┌──

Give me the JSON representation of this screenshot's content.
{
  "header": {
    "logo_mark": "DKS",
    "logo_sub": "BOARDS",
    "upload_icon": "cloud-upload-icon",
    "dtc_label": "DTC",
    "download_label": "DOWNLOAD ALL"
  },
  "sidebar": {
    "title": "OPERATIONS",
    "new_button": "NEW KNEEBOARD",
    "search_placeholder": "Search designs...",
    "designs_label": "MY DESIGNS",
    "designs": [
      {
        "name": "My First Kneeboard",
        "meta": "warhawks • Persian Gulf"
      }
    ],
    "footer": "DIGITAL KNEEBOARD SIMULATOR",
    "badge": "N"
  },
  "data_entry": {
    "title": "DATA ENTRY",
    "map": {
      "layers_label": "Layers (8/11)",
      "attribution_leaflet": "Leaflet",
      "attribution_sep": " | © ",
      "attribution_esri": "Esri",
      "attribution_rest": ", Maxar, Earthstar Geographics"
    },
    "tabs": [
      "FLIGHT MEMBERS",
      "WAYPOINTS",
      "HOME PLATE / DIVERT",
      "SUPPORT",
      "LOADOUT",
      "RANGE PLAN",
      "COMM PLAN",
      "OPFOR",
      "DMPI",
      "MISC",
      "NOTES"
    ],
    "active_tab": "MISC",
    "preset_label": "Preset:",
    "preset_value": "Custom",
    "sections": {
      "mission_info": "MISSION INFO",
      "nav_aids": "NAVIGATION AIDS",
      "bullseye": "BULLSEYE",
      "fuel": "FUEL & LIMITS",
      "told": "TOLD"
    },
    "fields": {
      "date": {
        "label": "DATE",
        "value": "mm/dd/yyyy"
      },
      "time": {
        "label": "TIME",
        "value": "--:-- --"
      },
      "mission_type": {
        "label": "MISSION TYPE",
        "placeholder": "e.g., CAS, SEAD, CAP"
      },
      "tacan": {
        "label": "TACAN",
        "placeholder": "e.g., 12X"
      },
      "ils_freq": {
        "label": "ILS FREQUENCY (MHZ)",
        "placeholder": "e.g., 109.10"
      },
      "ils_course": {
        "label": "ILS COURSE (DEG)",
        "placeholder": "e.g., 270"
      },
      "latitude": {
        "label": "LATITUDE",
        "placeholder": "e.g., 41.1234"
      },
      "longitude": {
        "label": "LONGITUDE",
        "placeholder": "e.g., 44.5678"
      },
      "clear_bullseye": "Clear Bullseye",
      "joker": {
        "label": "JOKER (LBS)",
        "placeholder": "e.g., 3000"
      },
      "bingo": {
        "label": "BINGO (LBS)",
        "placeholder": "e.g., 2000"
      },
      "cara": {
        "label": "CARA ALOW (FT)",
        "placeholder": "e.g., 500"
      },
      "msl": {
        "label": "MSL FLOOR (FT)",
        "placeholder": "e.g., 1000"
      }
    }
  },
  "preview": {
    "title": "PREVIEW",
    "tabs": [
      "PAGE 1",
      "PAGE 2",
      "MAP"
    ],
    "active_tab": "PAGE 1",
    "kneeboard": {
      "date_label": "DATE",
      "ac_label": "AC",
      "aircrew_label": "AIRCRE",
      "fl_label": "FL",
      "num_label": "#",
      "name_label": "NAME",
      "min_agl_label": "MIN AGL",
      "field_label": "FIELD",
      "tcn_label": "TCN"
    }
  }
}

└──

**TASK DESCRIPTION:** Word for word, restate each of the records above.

**TASK ANSWER:**
Give me the JSON representation of this screenshot's content.
{
  "header": {
    "logo_mark": "DKS",
    "logo_sub": "BOARDS",
    "upload_icon": "cloud-upload-icon",
    "dtc_label": "DTC",
    "download_label": "DOWNLOAD ALL"
  },
  "sidebar": {
    "title": "OPERATIONS",
    "new_button": "NEW KNEEBOARD",
    "search_placeholder": "Search designs...",
    "designs_label": "MY DESIGNS",
    "designs": [
      {
        "name": "My First Kneeboard",
        "meta": "warhawks • Persian Gulf"
      }
    ],
    "footer": "DIGITAL KNEEBOARD SIMULATOR",
    "badge": "N"
  },
  "data_entry": {
    "title": "DATA ENTRY",
    "map": {
      "layers_label": "Layers (8/11)",
      "attribution_leaflet": "Leaflet",
      "attribution_sep": " | © ",
      "attribution_esri": "Esri",
      "attribution_rest": ", Maxar, Earthstar Geographics"
    },
    "tabs": [
      "FLIGHT MEMBERS",
      "WAYPOINTS",
      "HOME PLATE / DIVERT",
      "SUPPORT",
      "LOADOUT",
      "RANGE PLAN",
      "COMM PLAN",
      "OPFOR",
      "DMPI",
      "MISC",
      "NOTES"
    ],
    "active_tab": "MISC",
    "preset_label": "Preset:",
    "preset_value": "Custom",
    "sections": {
      "mission_info": "MISSION INFO",
      "nav_aids": "NAVIGATION AIDS",
      "bullseye": "BULLSEYE",
      "fuel": "FUEL & LIMITS",
      "told": "TOLD"
    },
    "fields": {
      "date": {
        "label": "DATE",
        "value": "mm/dd/yyyy"
      },
      "time": {
        "label": "TIME",
        "value": "--:-- --"
      },
      "mission_type": {
        "label": "MISSION TYPE",
        "placeholder": "e.g., CAS, SEAD, CAP"
      },
      "tacan": {
        "label": "TACAN",
        "placeholder": "e.g., 12X"
      },
      "ils_freq": {
        "label": "ILS FREQUENCY (MHZ)",
        "placeholder": "e.g., 109.10"
      },
      "ils_course": {
        "label": "ILS COURSE (DEG)",
        "placeholder": "e.g., 270"
      },
      "latitude": {
        "label": "LATITUDE",
        "placeholder": "e.g., 41.1234"
      },
      "longitude": {
        "label": "LONGITUDE",
        "placeholder": "e.g., 44.5678"
      },
      "clear_bullseye": "Clear Bullseye",
      "joker": {
        "label": "JOKER (LBS)",
        "placeholder": "e.g., 3000"
      },
      "bingo": {
        "label": "BINGO (LBS)",
        "placeholder": "e.g., 2000"
      },
      "cara": {
        "label": "CARA ALOW (FT)",
        "placeholder": "e.g., 500"
      },
      "msl": {
        "label": "MSL FLOOR (FT)",
        "placeholder": "e.g., 1000"
      }
    }
  },
  "preview": {
    "title": "PREVIEW",
    "tabs": [
      "PAGE 1",
      "PAGE 2",
      "MAP"
    ],
    "active_tab": "PAGE 1",
    "kneeboard": {
      "date_label": "DATE",
      "ac_label": "AC",
      "aircrew_label": "AIRCRE",
      "fl_label": "FL",
      "num_label": "#",
      "name_label": "NAME",
      "min_agl_label": "MIN AGL",
      "field_label": "FIELD",
      "tcn_label": "TCN"
    }
  }
}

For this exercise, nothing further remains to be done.